- [EXERCISE GOAL]: Print every record exactly, omitting all pictures.

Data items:
--- START ---

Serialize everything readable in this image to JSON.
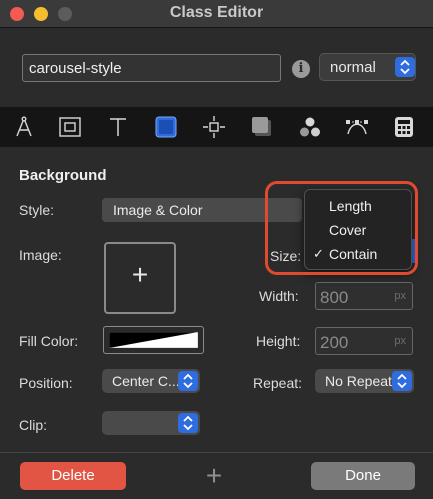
{
  "window": {
    "title": "Class Editor"
  },
  "header": {
    "class_name": "carousel-style",
    "info_glyph": "i",
    "state_select": "normal"
  },
  "toolbar": {
    "icons": [
      "compass-icon",
      "box-model-icon",
      "typography-icon",
      "background-icon",
      "position-icon",
      "border-icon",
      "effects-icon",
      "transform-icon",
      "calculator-icon"
    ],
    "active": "background-icon"
  },
  "background": {
    "section_title": "Background",
    "style_label": "Style:",
    "style_value": "Image & Color",
    "image_label": "Image:",
    "image_add_glyph": "+",
    "size_label": "Size:",
    "width_label": "Width:",
    "width_value": "800",
    "width_unit": "px",
    "fill_label": "Fill Color:",
    "height_label": "Height:",
    "height_value": "200",
    "height_unit": "px",
    "position_label": "Position:",
    "position_value": "Center C...",
    "repeat_label": "Repeat:",
    "repeat_value": "No Repeat",
    "clip_label": "Clip:",
    "clip_value": ""
  },
  "size_menu": {
    "items": [
      {
        "label": "Length",
        "checked": false
      },
      {
        "label": "Cover",
        "checked": false
      },
      {
        "label": "Contain",
        "checked": true
      }
    ],
    "check_glyph": "✓"
  },
  "footer": {
    "delete_label": "Delete",
    "add_glyph": "+",
    "done_label": "Done"
  },
  "colors": {
    "accent": "#2e6ce0",
    "delete": "#e25544",
    "highlight_ring": "#e04a2f"
  }
}
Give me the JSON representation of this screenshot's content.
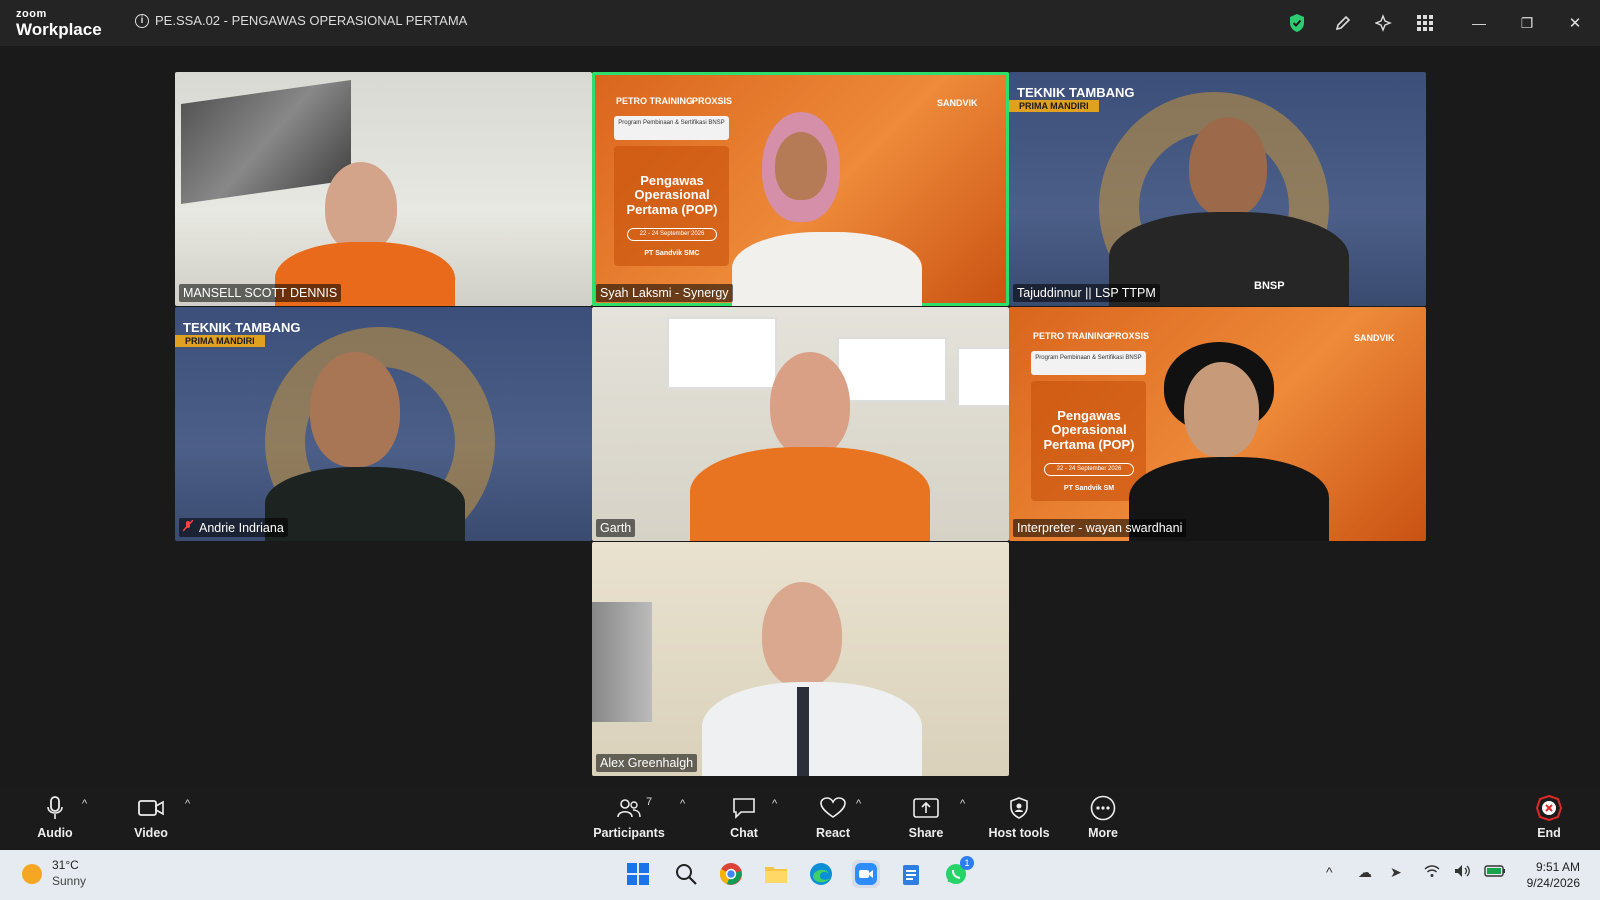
{
  "app": {
    "logo_line1": "zoom",
    "logo_line2": "Workplace",
    "meeting_title": "PE.SSA.02 - PENGAWAS OPERASIONAL PERTAMA",
    "info_icon": "i"
  },
  "titlebar_icons": {
    "shield": "shield-check-icon",
    "pen": "pen-icon",
    "sparkle": "ai-sparkle-icon",
    "apps": "apps-grid-icon",
    "minimize": "—",
    "restore": "❐",
    "close": "✕"
  },
  "participants": [
    {
      "name": "MANSELL SCOTT DENNIS",
      "muted": false,
      "active": false
    },
    {
      "name": "Syah Laksmi - Synergy",
      "muted": false,
      "active": true
    },
    {
      "name": "Tajuddinnur || LSP TTPM",
      "muted": false,
      "active": false
    },
    {
      "name": "Andrie Indriana",
      "muted": true,
      "active": false
    },
    {
      "name": "Garth",
      "muted": false,
      "active": false
    },
    {
      "name": "Interpreter - wayan swardhani",
      "muted": false,
      "active": false
    },
    {
      "name": "Alex Greenhalgh",
      "muted": false,
      "active": false
    }
  ],
  "background_text": {
    "pop_title": "Pengawas Operasional Pertama (POP)",
    "program": "Program Pembinaan & Sertifikasi BNSP",
    "date": "22 - 24 September 2026",
    "company_a": "PT Sandvik SMC",
    "company_b": "PT Sandvik SM",
    "sandvik": "SANDVIK",
    "proxsis": "PROXSIS",
    "petro": "PETRO TRAINING",
    "teknik": "TEKNIK TAMBANG",
    "prima": "PRIMA MANDIRI",
    "bnsp": "BNSP"
  },
  "controls": {
    "audio": "Audio",
    "video": "Video",
    "participants": "Participants",
    "participants_count": "7",
    "chat": "Chat",
    "react": "React",
    "share": "Share",
    "host_tools": "Host tools",
    "more": "More",
    "end": "End"
  },
  "taskbar": {
    "temp": "31°C",
    "weather": "Sunny",
    "time": "9:51 AM",
    "date": "9/24/2026",
    "whatsapp_badge": "1"
  },
  "colors": {
    "active_border": "#2ee06b",
    "end_red": "#e02828",
    "shield_green": "#2ecc71"
  }
}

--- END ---

- [TASK RESPONSE]:
Serialize everything readable in this image to JSON.
{
  "window": {
    "title": "Class Editor"
  },
  "header": {
    "class_name": "carousel-style",
    "info_glyph": "i",
    "state_select": "normal"
  },
  "toolbar": {
    "icons": [
      "compass-icon",
      "box-model-icon",
      "typography-icon",
      "background-icon",
      "position-icon",
      "border-icon",
      "effects-icon",
      "transform-icon",
      "calculator-icon"
    ],
    "active": "background-icon"
  },
  "background": {
    "section_title": "Background",
    "style_label": "Style:",
    "style_value": "Image & Color",
    "image_label": "Image:",
    "image_add_glyph": "+",
    "size_label": "Size:",
    "width_label": "Width:",
    "width_value": "800",
    "width_unit": "px",
    "fill_label": "Fill Color:",
    "height_label": "Height:",
    "height_value": "200",
    "height_unit": "px",
    "position_label": "Position:",
    "position_value": "Center C...",
    "repeat_label": "Repeat:",
    "repeat_value": "No Repeat",
    "clip_label": "Clip:",
    "clip_value": ""
  },
  "size_menu": {
    "items": [
      {
        "label": "Length",
        "checked": false
      },
      {
        "label": "Cover",
        "checked": false
      },
      {
        "label": "Contain",
        "checked": true
      }
    ],
    "check_glyph": "✓"
  },
  "footer": {
    "delete_label": "Delete",
    "add_glyph": "+",
    "done_label": "Done"
  },
  "colors": {
    "accent": "#2e6ce0",
    "delete": "#e25544",
    "highlight_ring": "#e04a2f"
  }
}
Give me the JSON representation of this screenshot's content.
{
  "app": {
    "logo_line1": "zoom",
    "logo_line2": "Workplace",
    "meeting_title": "PE.SSA.02 - PENGAWAS OPERASIONAL PERTAMA",
    "info_icon": "i"
  },
  "titlebar_icons": {
    "shield": "shield-check-icon",
    "pen": "pen-icon",
    "sparkle": "ai-sparkle-icon",
    "apps": "apps-grid-icon",
    "minimize": "—",
    "restore": "❐",
    "close": "✕"
  },
  "participants": [
    {
      "name": "MANSELL SCOTT DENNIS",
      "muted": false,
      "active": false
    },
    {
      "name": "Syah Laksmi - Synergy",
      "muted": false,
      "active": true
    },
    {
      "name": "Tajuddinnur || LSP TTPM",
      "muted": false,
      "active": false
    },
    {
      "name": "Andrie Indriana",
      "muted": true,
      "active": false
    },
    {
      "name": "Garth",
      "muted": false,
      "active": false
    },
    {
      "name": "Interpreter - wayan swardhani",
      "muted": false,
      "active": false
    },
    {
      "name": "Alex Greenhalgh",
      "muted": false,
      "active": false
    }
  ],
  "background_text": {
    "pop_title": "Pengawas Operasional Pertama (POP)",
    "program": "Program Pembinaan & Sertifikasi BNSP",
    "date": "22 - 24 September 2026",
    "company_a": "PT Sandvik SMC",
    "company_b": "PT Sandvik SM",
    "sandvik": "SANDVIK",
    "proxsis": "PROXSIS",
    "petro": "PETRO TRAINING",
    "teknik": "TEKNIK TAMBANG",
    "prima": "PRIMA MANDIRI",
    "bnsp": "BNSP"
  },
  "controls": {
    "audio": "Audio",
    "video": "Video",
    "participants": "Participants",
    "participants_count": "7",
    "chat": "Chat",
    "react": "React",
    "share": "Share",
    "host_tools": "Host tools",
    "more": "More",
    "end": "End"
  },
  "taskbar": {
    "temp": "31°C",
    "weather": "Sunny",
    "time": "9:51 AM",
    "date": "9/24/2026",
    "whatsapp_badge": "1"
  },
  "colors": {
    "active_border": "#2ee06b",
    "end_red": "#e02828",
    "shield_green": "#2ecc71"
  }
}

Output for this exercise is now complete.